(Data about app and page elements)
- - -

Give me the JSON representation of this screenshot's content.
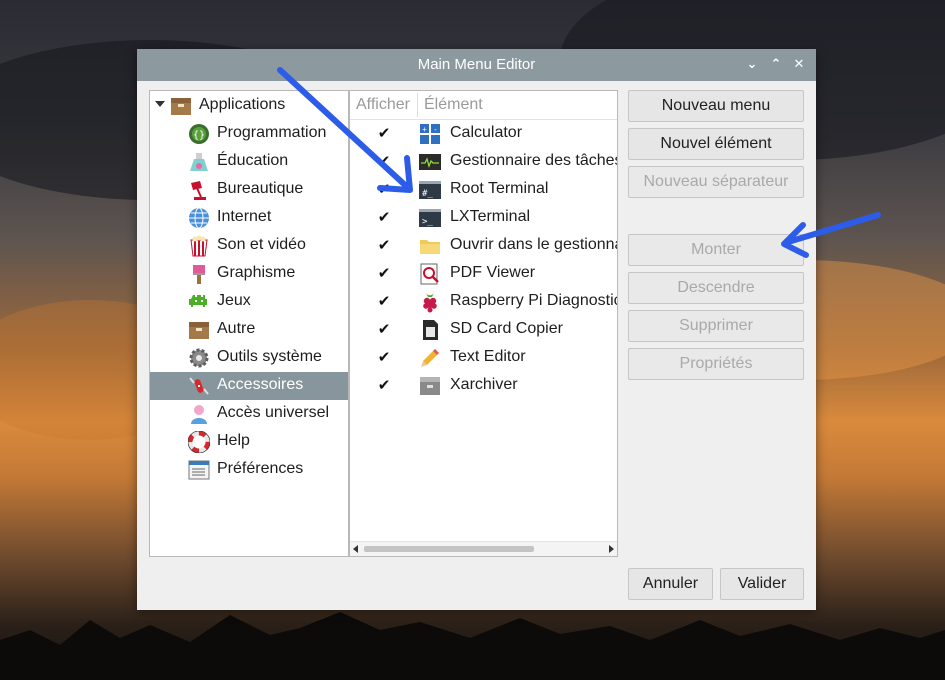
{
  "window": {
    "title": "Main Menu Editor",
    "controls": {
      "minimize": "⌄",
      "maximize": "⌃",
      "close": "✕"
    }
  },
  "tree": {
    "root": "Applications",
    "items": [
      {
        "label": "Programmation",
        "icon": "programming-icon"
      },
      {
        "label": "Éducation",
        "icon": "flask-icon"
      },
      {
        "label": "Bureautique",
        "icon": "desk-lamp-icon"
      },
      {
        "label": "Internet",
        "icon": "globe-icon"
      },
      {
        "label": "Son et vidéo",
        "icon": "popcorn-icon"
      },
      {
        "label": "Graphisme",
        "icon": "paintbrush-icon"
      },
      {
        "label": "Jeux",
        "icon": "space-invader-icon"
      },
      {
        "label": "Autre",
        "icon": "box-icon"
      },
      {
        "label": "Outils système",
        "icon": "gear-icon"
      },
      {
        "label": "Accessoires",
        "icon": "swiss-knife-icon",
        "selected": true
      },
      {
        "label": "Accès universel",
        "icon": "accessibility-person-icon"
      },
      {
        "label": "Help",
        "icon": "lifebuoy-icon"
      },
      {
        "label": "Préférences",
        "icon": "preferences-icon"
      }
    ]
  },
  "list": {
    "headers": {
      "show": "Afficher",
      "item": "Élément"
    },
    "rows": [
      {
        "label": "Calculator",
        "checked": true,
        "icon": "calculator-icon"
      },
      {
        "label": "Gestionnaire des tâches",
        "checked": true,
        "icon": "task-manager-icon"
      },
      {
        "label": "Root Terminal",
        "checked": true,
        "icon": "root-terminal-icon"
      },
      {
        "label": "LXTerminal",
        "checked": true,
        "icon": "terminal-icon"
      },
      {
        "label": "Ouvrir dans le gestionnaire",
        "checked": true,
        "icon": "folder-icon"
      },
      {
        "label": "PDF Viewer",
        "checked": true,
        "icon": "pdf-viewer-icon"
      },
      {
        "label": "Raspberry Pi Diagnostics",
        "checked": true,
        "icon": "raspberry-icon"
      },
      {
        "label": "SD Card Copier",
        "checked": true,
        "icon": "sd-card-icon"
      },
      {
        "label": "Text Editor",
        "checked": true,
        "icon": "pencil-icon"
      },
      {
        "label": "Xarchiver",
        "checked": true,
        "icon": "archive-icon"
      }
    ],
    "check_glyph": "✔"
  },
  "buttons": {
    "new_menu": "Nouveau menu",
    "new_item": "Nouvel élément",
    "new_separator": "Nouveau séparateur",
    "move_up": "Monter",
    "move_down": "Descendre",
    "delete": "Supprimer",
    "properties": "Propriétés",
    "cancel": "Annuler",
    "ok": "Valider"
  },
  "colors": {
    "titlebar": "#8c9a9f",
    "selection": "#87969c",
    "annotation_arrow": "#2d5de8"
  }
}
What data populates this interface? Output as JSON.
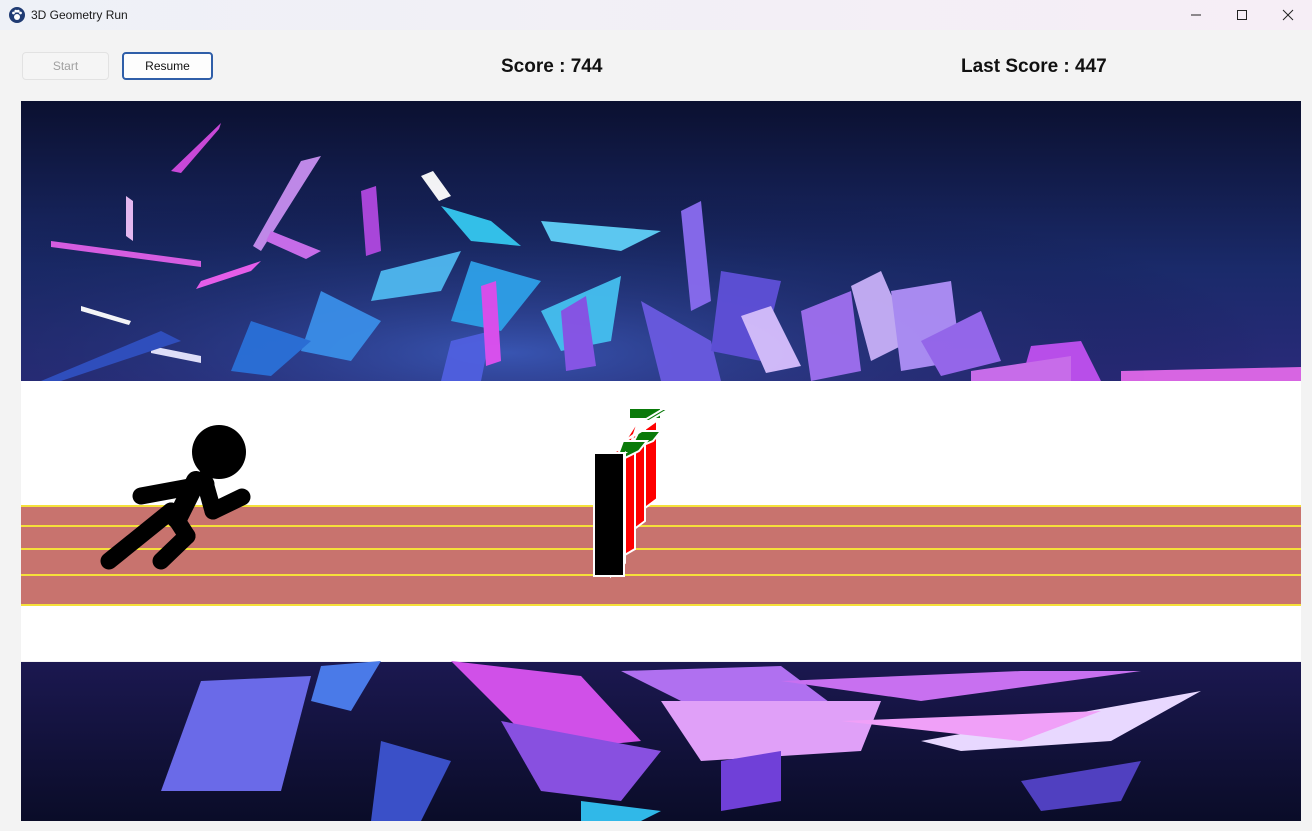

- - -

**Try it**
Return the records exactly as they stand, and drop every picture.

**Reply to the exercise**
Give me the JSON representation of this screenshot's content.
{
  "window": {
    "title": "Main Menu Editor",
    "controls": {
      "minimize": "⌄",
      "maximize": "⌃",
      "close": "✕"
    }
  },
  "tree": {
    "root": "Applications",
    "items": [
      {
        "label": "Programmation",
        "icon": "programming-icon"
      },
      {
        "label": "Éducation",
        "icon": "flask-icon"
      },
      {
        "label": "Bureautique",
        "icon": "desk-lamp-icon"
      },
      {
        "label": "Internet",
        "icon": "globe-icon"
      },
      {
        "label": "Son et vidéo",
        "icon": "popcorn-icon"
      },
      {
        "label": "Graphisme",
        "icon": "paintbrush-icon"
      },
      {
        "label": "Jeux",
        "icon": "space-invader-icon"
      },
      {
        "label": "Autre",
        "icon": "box-icon"
      },
      {
        "label": "Outils système",
        "icon": "gear-icon"
      },
      {
        "label": "Accessoires",
        "icon": "swiss-knife-icon",
        "selected": true
      },
      {
        "label": "Accès universel",
        "icon": "accessibility-person-icon"
      },
      {
        "label": "Help",
        "icon": "lifebuoy-icon"
      },
      {
        "label": "Préférences",
        "icon": "preferences-icon"
      }
    ]
  },
  "list": {
    "headers": {
      "show": "Afficher",
      "item": "Élément"
    },
    "rows": [
      {
        "label": "Calculator",
        "checked": true,
        "icon": "calculator-icon"
      },
      {
        "label": "Gestionnaire des tâches",
        "checked": true,
        "icon": "task-manager-icon"
      },
      {
        "label": "Root Terminal",
        "checked": true,
        "icon": "root-terminal-icon"
      },
      {
        "label": "LXTerminal",
        "checked": true,
        "icon": "terminal-icon"
      },
      {
        "label": "Ouvrir dans le gestionnaire",
        "checked": true,
        "icon": "folder-icon"
      },
      {
        "label": "PDF Viewer",
        "checked": true,
        "icon": "pdf-viewer-icon"
      },
      {
        "label": "Raspberry Pi Diagnostics",
        "checked": true,
        "icon": "raspberry-icon"
      },
      {
        "label": "SD Card Copier",
        "checked": true,
        "icon": "sd-card-icon"
      },
      {
        "label": "Text Editor",
        "checked": true,
        "icon": "pencil-icon"
      },
      {
        "label": "Xarchiver",
        "checked": true,
        "icon": "archive-icon"
      }
    ],
    "check_glyph": "✔"
  },
  "buttons": {
    "new_menu": "Nouveau menu",
    "new_item": "Nouvel élément",
    "new_separator": "Nouveau séparateur",
    "move_up": "Monter",
    "move_down": "Descendre",
    "delete": "Supprimer",
    "properties": "Propriétés",
    "cancel": "Annuler",
    "ok": "Valider"
  },
  "colors": {
    "titlebar": "#8c9a9f",
    "selection": "#87969c",
    "annotation_arrow": "#2d5de8"
  }
}
What data populates this interface? Output as JSON.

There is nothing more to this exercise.